» **What is required**:
Print all the records exactly as they stand.

Excerpts from an interface dataset:
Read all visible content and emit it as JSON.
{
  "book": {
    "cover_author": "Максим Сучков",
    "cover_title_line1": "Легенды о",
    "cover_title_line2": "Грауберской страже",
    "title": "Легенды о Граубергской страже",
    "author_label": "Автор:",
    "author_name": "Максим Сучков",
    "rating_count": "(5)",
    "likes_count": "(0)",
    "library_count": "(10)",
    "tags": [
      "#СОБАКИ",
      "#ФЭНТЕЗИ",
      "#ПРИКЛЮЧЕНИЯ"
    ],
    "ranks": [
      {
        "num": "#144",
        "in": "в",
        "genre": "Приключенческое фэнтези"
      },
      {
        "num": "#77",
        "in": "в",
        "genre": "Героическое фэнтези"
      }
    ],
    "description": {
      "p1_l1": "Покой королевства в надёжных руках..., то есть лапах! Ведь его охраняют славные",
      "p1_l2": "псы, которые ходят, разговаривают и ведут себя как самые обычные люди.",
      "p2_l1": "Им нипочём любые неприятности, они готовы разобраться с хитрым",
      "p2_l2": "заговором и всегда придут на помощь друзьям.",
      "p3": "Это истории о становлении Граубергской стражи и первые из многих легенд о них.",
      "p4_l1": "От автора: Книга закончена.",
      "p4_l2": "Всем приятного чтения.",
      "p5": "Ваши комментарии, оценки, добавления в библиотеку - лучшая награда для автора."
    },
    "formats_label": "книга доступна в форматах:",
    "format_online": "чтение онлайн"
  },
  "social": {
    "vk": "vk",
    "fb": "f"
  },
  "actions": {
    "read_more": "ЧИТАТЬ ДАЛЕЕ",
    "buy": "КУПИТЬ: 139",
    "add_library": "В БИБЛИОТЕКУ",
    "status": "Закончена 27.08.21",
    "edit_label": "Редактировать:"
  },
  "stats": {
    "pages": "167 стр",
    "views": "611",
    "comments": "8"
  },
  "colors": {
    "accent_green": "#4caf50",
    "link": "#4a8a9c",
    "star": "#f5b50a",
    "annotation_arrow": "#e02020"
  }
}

» **Completed task**:
Read all visible content and emit it as JSON.
{
  "book": {
    "cover_author": "Максим Сучков",
    "cover_title_line1": "Легенды о",
    "cover_title_line2": "Грауберской страже",
    "title": "Легенды о Граубергской страже",
    "author_label": "Автор:",
    "author_name": "Максим Сучков",
    "rating_count": "(5)",
    "likes_count": "(0)",
    "library_count": "(10)",
    "tags": [
      "#СОБАКИ",
      "#ФЭНТЕЗИ",
      "#ПРИКЛЮЧЕНИЯ"
    ],
    "ranks": [
      {
        "num": "#144",
        "in": "в",
        "genre": "Приключенческое фэнтези"
      },
      {
        "num": "#77",
        "in": "в",
        "genre": "Героическое фэнтези"
      }
    ],
    "description": {
      "p1_l1": "Покой королевства в надёжных руках..., то есть лапах! Ведь его охраняют славные",
      "p1_l2": "псы, которые ходят, разговаривают и ведут себя как самые обычные люди.",
      "p2_l1": "Им нипочём любые неприятности, они готовы разобраться с хитрым",
      "p2_l2": "заговором и всегда придут на помощь друзьям.",
      "p3": "Это истории о становлении Граубергской стражи и первые из многих легенд о них.",
      "p4_l1": "От автора: Книга закончена.",
      "p4_l2": "Всем приятного чтения.",
      "p5": "Ваши комментарии, оценки, добавления в библиотеку - лучшая награда для автора."
    },
    "formats_label": "книга доступна в форматах:",
    "format_online": "чтение онлайн"
  },
  "social": {
    "vk": "vk",
    "fb": "f"
  },
  "actions": {
    "read_more": "ЧИТАТЬ ДАЛЕЕ",
    "buy": "КУПИТЬ: 139",
    "add_library": "В БИБЛИОТЕКУ",
    "status": "Закончена 27.08.21",
    "edit_label": "Редактировать:"
  },
  "stats": {
    "pages": "167 стр",
    "views": "611",
    "comments": "8"
  },
  "colors": {
    "accent_green": "#4caf50",
    "link": "#4a8a9c",
    "star": "#f5b50a",
    "annotation_arrow": "#e02020"
  }
}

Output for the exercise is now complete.